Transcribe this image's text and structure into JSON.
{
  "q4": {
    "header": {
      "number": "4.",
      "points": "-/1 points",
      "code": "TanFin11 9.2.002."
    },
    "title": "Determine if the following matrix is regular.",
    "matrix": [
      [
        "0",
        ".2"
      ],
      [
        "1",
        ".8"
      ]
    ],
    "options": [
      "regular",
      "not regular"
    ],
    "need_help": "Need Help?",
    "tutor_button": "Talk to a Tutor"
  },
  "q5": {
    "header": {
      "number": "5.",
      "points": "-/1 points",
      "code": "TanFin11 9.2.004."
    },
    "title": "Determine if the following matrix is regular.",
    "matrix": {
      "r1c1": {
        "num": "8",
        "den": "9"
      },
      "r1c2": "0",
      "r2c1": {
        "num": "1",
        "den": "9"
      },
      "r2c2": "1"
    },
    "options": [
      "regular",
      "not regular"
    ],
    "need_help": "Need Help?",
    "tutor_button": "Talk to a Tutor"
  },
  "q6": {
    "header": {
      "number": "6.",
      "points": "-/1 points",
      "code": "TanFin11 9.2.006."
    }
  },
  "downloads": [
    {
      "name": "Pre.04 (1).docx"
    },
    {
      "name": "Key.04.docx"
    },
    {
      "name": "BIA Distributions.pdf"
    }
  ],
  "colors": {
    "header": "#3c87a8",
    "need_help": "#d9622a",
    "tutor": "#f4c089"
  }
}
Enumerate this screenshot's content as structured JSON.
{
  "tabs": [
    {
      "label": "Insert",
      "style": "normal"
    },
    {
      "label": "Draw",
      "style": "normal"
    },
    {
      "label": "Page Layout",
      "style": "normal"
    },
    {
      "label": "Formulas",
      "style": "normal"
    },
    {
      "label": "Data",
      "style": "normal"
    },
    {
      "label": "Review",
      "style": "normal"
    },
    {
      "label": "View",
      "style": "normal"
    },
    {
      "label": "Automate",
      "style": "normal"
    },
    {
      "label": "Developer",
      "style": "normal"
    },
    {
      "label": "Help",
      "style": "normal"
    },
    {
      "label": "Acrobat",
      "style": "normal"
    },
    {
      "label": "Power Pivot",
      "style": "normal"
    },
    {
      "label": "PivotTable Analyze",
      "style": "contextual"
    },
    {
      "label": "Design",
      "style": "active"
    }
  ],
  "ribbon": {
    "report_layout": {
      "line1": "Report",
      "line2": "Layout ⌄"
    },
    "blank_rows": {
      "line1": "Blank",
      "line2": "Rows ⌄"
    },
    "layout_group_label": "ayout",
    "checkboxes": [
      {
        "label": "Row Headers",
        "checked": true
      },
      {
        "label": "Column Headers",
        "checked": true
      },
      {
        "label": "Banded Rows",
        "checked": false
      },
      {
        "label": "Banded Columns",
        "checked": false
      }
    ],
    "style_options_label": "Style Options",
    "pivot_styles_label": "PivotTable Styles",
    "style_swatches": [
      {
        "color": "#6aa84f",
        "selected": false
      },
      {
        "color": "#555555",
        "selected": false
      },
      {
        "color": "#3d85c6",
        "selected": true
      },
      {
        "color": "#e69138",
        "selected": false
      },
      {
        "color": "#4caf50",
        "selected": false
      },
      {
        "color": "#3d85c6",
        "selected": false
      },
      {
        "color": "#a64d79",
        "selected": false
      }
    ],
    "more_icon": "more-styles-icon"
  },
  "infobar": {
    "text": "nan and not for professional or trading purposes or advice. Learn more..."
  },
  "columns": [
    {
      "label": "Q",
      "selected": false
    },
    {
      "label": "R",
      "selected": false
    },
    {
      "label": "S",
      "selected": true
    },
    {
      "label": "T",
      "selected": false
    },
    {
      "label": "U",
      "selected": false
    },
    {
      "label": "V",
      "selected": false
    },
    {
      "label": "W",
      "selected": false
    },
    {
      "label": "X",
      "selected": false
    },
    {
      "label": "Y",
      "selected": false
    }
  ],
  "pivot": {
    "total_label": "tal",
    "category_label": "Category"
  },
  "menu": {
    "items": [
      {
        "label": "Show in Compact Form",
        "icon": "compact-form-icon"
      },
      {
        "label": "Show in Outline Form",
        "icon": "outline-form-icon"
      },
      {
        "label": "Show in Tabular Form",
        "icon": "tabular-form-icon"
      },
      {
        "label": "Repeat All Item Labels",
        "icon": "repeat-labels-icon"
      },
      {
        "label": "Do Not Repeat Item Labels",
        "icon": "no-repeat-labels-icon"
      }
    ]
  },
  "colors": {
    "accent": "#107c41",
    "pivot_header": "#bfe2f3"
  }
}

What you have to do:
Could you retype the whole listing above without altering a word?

Task output:
Transcribe this image's text and structure into JSON.
{
  "q4": {
    "header": {
      "number": "4.",
      "points": "-/1 points",
      "code": "TanFin11 9.2.002."
    },
    "title": "Determine if the following matrix is regular.",
    "matrix": [
      [
        "0",
        ".2"
      ],
      [
        "1",
        ".8"
      ]
    ],
    "options": [
      "regular",
      "not regular"
    ],
    "need_help": "Need Help?",
    "tutor_button": "Talk to a Tutor"
  },
  "q5": {
    "header": {
      "number": "5.",
      "points": "-/1 points",
      "code": "TanFin11 9.2.004."
    },
    "title": "Determine if the following matrix is regular.",
    "matrix": {
      "r1c1": {
        "num": "8",
        "den": "9"
      },
      "r1c2": "0",
      "r2c1": {
        "num": "1",
        "den": "9"
      },
      "r2c2": "1"
    },
    "options": [
      "regular",
      "not regular"
    ],
    "need_help": "Need Help?",
    "tutor_button": "Talk to a Tutor"
  },
  "q6": {
    "header": {
      "number": "6.",
      "points": "-/1 points",
      "code": "TanFin11 9.2.006."
    }
  },
  "downloads": [
    {
      "name": "Pre.04 (1).docx"
    },
    {
      "name": "Key.04.docx"
    },
    {
      "name": "BIA Distributions.pdf"
    }
  ],
  "colors": {
    "header": "#3c87a8",
    "need_help": "#d9622a",
    "tutor": "#f4c089"
  }
}
Enumerate this screenshot's content as structured JSON.
{
  "tabs": [
    {
      "label": "Insert",
      "style": "normal"
    },
    {
      "label": "Draw",
      "style": "normal"
    },
    {
      "label": "Page Layout",
      "style": "normal"
    },
    {
      "label": "Formulas",
      "style": "normal"
    },
    {
      "label": "Data",
      "style": "normal"
    },
    {
      "label": "Review",
      "style": "normal"
    },
    {
      "label": "View",
      "style": "normal"
    },
    {
      "label": "Automate",
      "style": "normal"
    },
    {
      "label": "Developer",
      "style": "normal"
    },
    {
      "label": "Help",
      "style": "normal"
    },
    {
      "label": "Acrobat",
      "style": "normal"
    },
    {
      "label": "Power Pivot",
      "style": "normal"
    },
    {
      "label": "PivotTable Analyze",
      "style": "contextual"
    },
    {
      "label": "Design",
      "style": "active"
    }
  ],
  "ribbon": {
    "report_layout": {
      "line1": "Report",
      "line2": "Layout ⌄"
    },
    "blank_rows": {
      "line1": "Blank",
      "line2": "Rows ⌄"
    },
    "layout_group_label": "ayout",
    "checkboxes": [
      {
        "label": "Row Headers",
        "checked": true
      },
      {
        "label": "Column Headers",
        "checked": true
      },
      {
        "label": "Banded Rows",
        "checked": false
      },
      {
        "label": "Banded Columns",
        "checked": false
      }
    ],
    "style_options_label": "Style Options",
    "pivot_styles_label": "PivotTable Styles",
    "style_swatches": [
      {
        "color": "#6aa84f",
        "selected": false
      },
      {
        "color": "#555555",
        "selected": false
      },
      {
        "color": "#3d85c6",
        "selected": true
      },
      {
        "color": "#e69138",
        "selected": false
      },
      {
        "color": "#4caf50",
        "selected": false
      },
      {
        "color": "#3d85c6",
        "selected": false
      },
      {
        "color": "#a64d79",
        "selected": false
      }
    ],
    "more_icon": "more-styles-icon"
  },
  "infobar": {
    "text": "nan and not for professional or trading purposes or advice. Learn more..."
  },
  "columns": [
    {
      "label": "Q",
      "selected": false
    },
    {
      "label": "R",
      "selected": false
    },
    {
      "label": "S",
      "selected": true
    },
    {
      "label": "T",
      "selected": false
    },
    {
      "label": "U",
      "selected": false
    },
    {
      "label": "V",
      "selected": false
    },
    {
      "label": "W",
      "selected": false
    },
    {
      "label": "X",
      "selected": false
    },
    {
      "label": "Y",
      "selected": false
    }
  ],
  "pivot": {
    "total_label": "tal",
    "category_label": "Category"
  },
  "menu": {
    "items": [
      {
        "label": "Show in Compact Form",
        "icon": "compact-form-icon"
      },
      {
        "label": "Show in Outline Form",
        "icon": "outline-form-icon"
      },
      {
        "label": "Show in Tabular Form",
        "icon": "tabular-form-icon"
      },
      {
        "label": "Repeat All Item Labels",
        "icon": "repeat-labels-icon"
      },
      {
        "label": "Do Not Repeat Item Labels",
        "icon": "no-repeat-labels-icon"
      }
    ]
  },
  "colors": {
    "accent": "#107c41",
    "pivot_header": "#bfe2f3"
  }
}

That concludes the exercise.